# Information given
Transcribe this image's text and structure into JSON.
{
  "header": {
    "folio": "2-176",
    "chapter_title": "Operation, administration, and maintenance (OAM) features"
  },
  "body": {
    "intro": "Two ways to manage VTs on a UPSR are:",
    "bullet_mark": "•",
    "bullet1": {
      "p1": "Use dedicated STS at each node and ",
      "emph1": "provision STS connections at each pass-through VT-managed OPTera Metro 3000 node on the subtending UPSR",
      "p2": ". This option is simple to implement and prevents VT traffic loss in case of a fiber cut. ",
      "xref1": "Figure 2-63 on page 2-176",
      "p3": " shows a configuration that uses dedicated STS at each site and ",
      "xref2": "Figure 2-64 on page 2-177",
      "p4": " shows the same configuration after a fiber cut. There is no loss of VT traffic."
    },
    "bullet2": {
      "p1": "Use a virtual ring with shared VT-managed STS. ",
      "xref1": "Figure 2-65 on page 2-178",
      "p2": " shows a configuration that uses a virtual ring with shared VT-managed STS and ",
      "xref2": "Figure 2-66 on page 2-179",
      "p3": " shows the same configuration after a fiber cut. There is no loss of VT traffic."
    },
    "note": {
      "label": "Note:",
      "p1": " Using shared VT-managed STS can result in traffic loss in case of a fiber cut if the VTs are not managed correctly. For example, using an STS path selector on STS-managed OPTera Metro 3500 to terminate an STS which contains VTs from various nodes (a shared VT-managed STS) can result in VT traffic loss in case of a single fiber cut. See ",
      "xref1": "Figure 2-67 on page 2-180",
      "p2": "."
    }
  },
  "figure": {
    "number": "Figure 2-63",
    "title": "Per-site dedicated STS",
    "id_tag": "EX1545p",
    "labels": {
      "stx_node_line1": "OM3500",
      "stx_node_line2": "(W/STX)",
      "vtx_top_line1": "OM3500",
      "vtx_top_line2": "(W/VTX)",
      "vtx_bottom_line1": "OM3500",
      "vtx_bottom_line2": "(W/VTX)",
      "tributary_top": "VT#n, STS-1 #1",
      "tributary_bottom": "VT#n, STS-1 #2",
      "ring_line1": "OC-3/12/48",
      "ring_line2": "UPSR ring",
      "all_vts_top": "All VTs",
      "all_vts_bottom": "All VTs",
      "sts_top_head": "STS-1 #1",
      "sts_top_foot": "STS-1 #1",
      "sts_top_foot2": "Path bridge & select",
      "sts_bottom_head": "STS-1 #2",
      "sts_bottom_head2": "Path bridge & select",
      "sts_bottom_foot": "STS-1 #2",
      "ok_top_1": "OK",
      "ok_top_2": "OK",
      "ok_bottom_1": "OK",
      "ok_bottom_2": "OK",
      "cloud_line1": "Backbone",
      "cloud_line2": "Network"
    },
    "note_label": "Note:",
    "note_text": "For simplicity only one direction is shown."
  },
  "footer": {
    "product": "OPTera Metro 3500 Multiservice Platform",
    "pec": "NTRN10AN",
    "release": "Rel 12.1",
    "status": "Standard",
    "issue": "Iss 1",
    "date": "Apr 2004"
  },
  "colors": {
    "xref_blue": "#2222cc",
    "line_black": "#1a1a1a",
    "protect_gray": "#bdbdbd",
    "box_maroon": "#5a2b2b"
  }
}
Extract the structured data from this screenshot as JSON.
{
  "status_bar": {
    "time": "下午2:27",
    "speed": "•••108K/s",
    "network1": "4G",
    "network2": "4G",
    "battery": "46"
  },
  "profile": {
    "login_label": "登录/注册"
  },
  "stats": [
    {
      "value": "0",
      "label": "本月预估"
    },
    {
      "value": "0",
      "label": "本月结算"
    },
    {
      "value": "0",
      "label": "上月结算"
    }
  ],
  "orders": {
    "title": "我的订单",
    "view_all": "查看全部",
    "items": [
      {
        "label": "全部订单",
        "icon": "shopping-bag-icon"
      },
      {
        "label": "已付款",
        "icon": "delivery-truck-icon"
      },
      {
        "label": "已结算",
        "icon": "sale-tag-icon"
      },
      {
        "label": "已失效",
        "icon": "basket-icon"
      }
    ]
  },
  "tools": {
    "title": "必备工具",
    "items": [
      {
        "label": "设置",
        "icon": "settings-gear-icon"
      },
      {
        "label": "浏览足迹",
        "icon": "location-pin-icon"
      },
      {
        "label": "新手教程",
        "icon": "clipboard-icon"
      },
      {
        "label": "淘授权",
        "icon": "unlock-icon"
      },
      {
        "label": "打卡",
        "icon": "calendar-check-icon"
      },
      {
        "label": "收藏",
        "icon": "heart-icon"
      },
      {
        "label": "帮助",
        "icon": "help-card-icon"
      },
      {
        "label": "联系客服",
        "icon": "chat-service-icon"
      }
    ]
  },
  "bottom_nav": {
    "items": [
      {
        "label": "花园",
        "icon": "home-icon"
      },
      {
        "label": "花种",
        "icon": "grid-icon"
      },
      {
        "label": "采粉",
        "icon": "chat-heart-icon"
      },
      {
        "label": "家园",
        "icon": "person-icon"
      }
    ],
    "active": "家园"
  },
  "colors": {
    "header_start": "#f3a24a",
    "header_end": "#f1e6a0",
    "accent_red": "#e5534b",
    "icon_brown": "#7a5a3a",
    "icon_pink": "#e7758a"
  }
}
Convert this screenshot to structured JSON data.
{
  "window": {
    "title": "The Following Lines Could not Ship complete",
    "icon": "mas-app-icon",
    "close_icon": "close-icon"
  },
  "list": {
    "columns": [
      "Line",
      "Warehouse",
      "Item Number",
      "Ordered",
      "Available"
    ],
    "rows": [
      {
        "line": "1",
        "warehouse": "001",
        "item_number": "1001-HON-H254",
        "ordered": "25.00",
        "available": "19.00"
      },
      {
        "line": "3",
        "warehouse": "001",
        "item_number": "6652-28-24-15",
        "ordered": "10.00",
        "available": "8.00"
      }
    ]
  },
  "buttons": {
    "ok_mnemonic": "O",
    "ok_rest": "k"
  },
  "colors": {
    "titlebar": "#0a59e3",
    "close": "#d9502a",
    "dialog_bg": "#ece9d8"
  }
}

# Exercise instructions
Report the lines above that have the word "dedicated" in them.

# Your response
      "p1": "Use dedicated STS at each node and ",
      "p3": " shows a configuration that uses dedicated STS at each site and ",
    "title": "Per-site dedicated STS",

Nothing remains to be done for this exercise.